abarabanov
abarabanov

Because not all customers will accept the explanation with such a preamble (pure citations from some last years publications): 1/ One of the most interesting features of the Core microarchitecture is the addition of ?op fusion. 2/ … the verification tasks in parallel ... simulation tools to debug various parts of the chip all at once. 3/ Both AMD and Intel are now shipping chips with hardware support for virtualization. 4/ Microsoft has an open specification and a process for certifying the hardware. Oleks.

Locrian_Lyric
Locrian_Lyric

Microsoft doesn't have bugs, they have 'features'

shryko
shryko
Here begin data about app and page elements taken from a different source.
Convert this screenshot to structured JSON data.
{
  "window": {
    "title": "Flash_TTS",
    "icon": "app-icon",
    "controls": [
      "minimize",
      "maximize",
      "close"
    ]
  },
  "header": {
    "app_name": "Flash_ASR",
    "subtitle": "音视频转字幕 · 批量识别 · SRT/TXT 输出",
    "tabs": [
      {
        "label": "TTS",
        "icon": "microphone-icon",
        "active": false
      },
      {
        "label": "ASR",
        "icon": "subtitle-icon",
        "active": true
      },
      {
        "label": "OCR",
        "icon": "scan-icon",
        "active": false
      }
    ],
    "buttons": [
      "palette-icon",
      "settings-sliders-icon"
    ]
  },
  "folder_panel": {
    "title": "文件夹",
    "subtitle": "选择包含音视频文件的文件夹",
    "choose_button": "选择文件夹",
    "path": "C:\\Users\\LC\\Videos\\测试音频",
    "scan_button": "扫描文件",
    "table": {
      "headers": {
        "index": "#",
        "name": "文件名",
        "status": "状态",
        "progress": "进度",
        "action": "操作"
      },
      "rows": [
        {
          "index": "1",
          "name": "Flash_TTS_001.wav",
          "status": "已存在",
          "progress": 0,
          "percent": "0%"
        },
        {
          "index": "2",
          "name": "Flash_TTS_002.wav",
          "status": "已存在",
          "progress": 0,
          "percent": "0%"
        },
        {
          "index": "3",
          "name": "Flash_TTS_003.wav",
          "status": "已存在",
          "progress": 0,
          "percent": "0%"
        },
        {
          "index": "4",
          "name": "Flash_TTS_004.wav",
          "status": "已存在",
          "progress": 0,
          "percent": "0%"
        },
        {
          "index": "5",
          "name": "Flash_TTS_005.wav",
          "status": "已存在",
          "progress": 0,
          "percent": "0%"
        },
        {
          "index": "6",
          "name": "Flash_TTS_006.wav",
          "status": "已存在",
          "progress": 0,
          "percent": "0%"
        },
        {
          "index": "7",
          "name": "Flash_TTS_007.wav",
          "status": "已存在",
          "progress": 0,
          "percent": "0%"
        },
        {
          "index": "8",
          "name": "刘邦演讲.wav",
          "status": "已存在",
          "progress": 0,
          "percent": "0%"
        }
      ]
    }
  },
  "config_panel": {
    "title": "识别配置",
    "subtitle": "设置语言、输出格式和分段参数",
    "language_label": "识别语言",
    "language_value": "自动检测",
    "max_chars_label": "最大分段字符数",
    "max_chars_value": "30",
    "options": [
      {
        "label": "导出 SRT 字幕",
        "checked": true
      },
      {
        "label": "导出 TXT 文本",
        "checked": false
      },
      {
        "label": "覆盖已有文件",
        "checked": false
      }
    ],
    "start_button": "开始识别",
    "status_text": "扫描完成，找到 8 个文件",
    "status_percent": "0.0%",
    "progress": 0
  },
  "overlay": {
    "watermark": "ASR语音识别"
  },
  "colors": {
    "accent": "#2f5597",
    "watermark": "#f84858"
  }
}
really, it's normally true... though, I've also found that the "100 bugs in the code" variant of "100 bottles of beer on the wall" fits... 100 bugs in the code, 100 bugs! take a shot, write a patch, 101 bugs in the code! (repeat till 0 bugs left)

cSpeak
cSpeak

Repeat until 0 bugs left? It's never ending! So E4000/E6000 are stated... Would my Core 2 Duo E6400 fall under the E6xxx category or is it just the E6000?

paulmah
paulmah

Any speculation on what it might be?